=== EXTRACTED MATERIAL ===
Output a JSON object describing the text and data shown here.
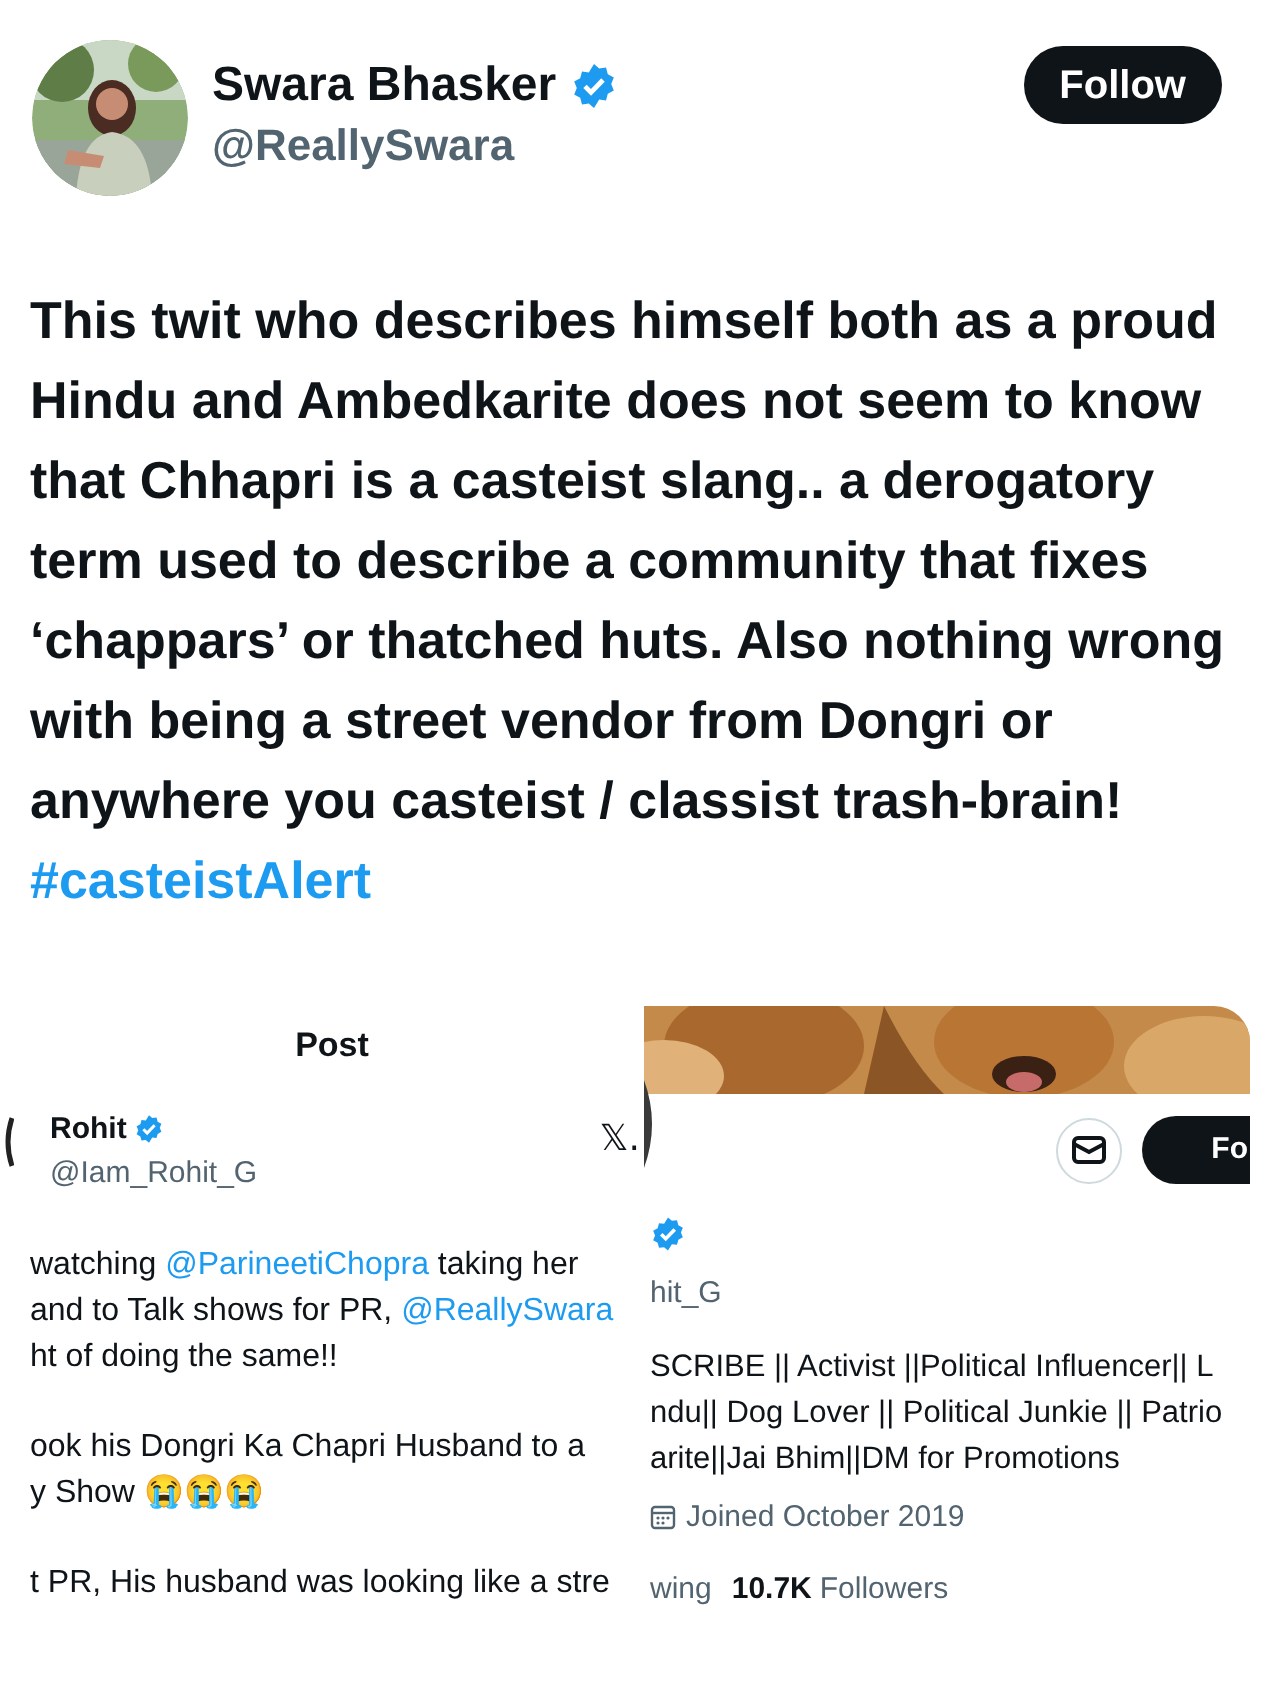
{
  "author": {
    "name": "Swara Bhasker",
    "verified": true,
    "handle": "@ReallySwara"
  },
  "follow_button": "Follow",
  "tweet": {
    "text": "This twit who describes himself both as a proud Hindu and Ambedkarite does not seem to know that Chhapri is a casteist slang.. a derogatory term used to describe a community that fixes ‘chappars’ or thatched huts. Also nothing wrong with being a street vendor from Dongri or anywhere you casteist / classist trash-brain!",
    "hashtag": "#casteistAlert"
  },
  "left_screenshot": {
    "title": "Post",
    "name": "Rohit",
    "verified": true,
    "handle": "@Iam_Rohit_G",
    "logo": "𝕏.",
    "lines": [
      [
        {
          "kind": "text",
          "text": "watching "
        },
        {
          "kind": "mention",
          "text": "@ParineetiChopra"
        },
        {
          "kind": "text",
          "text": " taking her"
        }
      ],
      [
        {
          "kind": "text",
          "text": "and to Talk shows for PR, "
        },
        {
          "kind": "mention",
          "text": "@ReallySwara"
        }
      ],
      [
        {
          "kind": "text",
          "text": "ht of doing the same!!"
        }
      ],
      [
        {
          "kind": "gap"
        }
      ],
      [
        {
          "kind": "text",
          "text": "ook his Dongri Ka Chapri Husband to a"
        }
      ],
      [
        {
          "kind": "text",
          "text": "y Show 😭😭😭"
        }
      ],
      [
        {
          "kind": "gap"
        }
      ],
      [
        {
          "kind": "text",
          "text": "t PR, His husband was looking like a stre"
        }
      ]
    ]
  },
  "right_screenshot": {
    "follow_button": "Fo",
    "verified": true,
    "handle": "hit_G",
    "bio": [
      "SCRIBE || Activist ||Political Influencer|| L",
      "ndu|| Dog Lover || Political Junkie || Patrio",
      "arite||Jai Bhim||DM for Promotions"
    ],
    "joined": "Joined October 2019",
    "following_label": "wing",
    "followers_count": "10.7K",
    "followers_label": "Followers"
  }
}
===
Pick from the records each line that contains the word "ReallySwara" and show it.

• _SOLUTION_:
    "handle": "@ReallySwara"
          "text": "@ReallySwara"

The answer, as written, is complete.